■ WHAT THE EXERCISE ASKS ■
Would you copy out each line of the records below that includes the word "Hello"?

■ THE DATA ■
——————

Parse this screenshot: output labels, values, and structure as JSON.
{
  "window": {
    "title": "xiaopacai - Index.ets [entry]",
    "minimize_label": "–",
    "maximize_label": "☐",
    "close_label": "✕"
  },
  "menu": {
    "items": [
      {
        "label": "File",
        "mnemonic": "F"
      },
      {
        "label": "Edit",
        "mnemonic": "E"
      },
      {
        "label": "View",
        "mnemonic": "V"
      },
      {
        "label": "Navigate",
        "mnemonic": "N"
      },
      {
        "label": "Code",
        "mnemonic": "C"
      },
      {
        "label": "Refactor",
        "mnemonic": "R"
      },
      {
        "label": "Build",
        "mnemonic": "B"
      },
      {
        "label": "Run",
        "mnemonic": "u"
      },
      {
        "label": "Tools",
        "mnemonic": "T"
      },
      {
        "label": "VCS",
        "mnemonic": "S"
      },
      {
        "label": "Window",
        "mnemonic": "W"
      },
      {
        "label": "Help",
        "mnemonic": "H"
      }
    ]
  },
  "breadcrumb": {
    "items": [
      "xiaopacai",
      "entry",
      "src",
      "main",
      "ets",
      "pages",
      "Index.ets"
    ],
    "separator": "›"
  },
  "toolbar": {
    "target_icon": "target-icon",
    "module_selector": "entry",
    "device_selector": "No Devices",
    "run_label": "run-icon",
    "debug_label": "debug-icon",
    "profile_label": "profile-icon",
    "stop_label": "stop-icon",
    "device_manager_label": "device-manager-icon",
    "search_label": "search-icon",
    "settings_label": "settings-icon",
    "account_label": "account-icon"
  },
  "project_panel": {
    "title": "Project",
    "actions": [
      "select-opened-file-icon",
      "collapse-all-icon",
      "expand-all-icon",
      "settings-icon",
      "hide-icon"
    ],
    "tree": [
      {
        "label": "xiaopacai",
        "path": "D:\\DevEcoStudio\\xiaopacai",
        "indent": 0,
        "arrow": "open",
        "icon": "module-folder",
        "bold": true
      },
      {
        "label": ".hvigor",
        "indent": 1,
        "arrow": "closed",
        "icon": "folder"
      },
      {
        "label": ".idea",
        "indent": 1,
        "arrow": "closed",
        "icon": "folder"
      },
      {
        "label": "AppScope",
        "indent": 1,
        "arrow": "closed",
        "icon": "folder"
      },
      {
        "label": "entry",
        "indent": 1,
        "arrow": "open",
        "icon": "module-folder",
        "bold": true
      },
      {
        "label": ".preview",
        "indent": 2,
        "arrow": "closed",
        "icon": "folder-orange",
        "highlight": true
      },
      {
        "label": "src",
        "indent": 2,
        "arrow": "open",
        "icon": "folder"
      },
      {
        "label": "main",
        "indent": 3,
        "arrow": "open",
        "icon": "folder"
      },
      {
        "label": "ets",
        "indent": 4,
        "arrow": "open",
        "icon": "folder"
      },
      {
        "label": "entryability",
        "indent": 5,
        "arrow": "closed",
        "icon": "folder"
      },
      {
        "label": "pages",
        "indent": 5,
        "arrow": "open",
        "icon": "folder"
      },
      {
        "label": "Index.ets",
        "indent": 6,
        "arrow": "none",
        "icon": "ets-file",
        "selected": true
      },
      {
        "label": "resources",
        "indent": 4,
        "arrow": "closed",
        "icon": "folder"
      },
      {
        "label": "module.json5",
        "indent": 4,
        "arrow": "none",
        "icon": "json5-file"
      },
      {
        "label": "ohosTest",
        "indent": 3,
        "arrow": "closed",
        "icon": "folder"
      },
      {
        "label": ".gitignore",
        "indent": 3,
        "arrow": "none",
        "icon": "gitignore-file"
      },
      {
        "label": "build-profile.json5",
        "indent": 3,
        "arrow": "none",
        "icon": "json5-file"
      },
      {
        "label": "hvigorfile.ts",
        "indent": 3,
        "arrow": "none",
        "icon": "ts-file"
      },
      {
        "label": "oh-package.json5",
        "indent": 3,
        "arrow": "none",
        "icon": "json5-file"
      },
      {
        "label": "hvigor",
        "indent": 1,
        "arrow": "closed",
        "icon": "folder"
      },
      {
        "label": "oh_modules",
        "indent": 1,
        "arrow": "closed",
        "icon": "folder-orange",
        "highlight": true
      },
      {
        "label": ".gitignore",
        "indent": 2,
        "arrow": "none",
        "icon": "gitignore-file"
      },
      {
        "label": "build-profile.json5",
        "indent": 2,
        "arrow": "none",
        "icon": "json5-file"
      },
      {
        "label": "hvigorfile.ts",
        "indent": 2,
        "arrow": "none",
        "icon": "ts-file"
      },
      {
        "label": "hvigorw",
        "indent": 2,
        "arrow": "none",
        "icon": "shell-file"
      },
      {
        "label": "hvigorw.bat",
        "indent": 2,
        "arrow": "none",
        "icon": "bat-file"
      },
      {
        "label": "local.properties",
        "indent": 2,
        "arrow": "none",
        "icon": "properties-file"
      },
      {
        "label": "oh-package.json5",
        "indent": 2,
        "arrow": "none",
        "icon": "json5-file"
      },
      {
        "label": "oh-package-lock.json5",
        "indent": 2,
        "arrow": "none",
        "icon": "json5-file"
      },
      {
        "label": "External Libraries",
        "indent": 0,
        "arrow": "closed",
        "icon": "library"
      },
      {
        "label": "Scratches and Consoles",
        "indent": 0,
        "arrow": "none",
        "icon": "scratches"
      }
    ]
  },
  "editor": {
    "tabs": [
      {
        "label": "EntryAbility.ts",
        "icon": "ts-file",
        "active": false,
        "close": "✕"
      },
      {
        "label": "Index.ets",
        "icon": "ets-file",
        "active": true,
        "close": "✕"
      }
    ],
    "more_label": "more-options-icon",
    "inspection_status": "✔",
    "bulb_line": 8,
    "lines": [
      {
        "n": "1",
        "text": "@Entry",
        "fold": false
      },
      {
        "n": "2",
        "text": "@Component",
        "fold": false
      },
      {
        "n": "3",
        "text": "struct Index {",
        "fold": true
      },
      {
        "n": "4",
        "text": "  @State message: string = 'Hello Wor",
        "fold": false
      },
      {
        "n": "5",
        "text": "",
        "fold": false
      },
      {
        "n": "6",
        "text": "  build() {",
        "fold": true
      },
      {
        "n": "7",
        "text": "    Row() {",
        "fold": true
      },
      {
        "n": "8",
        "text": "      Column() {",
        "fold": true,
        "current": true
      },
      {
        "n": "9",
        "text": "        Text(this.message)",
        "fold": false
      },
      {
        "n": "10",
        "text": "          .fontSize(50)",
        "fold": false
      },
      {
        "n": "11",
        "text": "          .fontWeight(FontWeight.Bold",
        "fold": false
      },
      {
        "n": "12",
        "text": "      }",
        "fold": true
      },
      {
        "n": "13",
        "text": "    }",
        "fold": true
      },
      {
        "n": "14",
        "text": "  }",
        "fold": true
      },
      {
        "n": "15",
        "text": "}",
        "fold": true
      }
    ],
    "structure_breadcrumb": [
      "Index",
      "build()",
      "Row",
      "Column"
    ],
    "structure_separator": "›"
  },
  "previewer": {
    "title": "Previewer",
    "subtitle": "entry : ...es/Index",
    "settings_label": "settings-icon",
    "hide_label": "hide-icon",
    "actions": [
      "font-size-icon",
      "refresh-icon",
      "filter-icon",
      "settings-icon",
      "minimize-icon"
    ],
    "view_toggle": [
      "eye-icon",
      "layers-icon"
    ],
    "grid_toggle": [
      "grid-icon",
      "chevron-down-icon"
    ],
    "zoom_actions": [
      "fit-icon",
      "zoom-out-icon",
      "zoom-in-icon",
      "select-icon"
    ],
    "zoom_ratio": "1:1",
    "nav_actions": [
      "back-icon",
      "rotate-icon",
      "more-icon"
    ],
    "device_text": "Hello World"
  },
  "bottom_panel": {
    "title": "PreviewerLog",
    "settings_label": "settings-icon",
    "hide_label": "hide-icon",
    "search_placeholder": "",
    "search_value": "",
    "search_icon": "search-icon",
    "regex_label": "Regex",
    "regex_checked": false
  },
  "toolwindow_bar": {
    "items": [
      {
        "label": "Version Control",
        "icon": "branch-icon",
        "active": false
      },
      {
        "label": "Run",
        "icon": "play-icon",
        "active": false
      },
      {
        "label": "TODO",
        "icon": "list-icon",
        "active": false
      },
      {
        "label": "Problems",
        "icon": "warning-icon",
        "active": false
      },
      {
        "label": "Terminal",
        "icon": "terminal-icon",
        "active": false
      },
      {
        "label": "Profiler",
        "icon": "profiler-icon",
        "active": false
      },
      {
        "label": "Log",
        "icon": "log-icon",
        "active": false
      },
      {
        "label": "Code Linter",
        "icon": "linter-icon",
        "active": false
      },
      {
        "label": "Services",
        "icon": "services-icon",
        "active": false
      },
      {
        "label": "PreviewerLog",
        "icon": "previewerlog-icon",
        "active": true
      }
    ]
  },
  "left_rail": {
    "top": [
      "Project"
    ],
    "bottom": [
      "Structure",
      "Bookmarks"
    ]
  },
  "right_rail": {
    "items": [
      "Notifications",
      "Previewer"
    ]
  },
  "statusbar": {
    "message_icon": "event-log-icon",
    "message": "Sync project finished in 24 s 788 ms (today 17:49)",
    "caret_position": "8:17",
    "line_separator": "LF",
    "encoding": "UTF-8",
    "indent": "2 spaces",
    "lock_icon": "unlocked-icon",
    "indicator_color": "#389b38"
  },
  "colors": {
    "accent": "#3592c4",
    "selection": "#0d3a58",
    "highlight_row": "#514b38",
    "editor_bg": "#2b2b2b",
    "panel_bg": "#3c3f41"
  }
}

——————

■ SOLUTION ■
        "text": "  @State message: string = 'Hello Wor",
    "device_text": "Hello World"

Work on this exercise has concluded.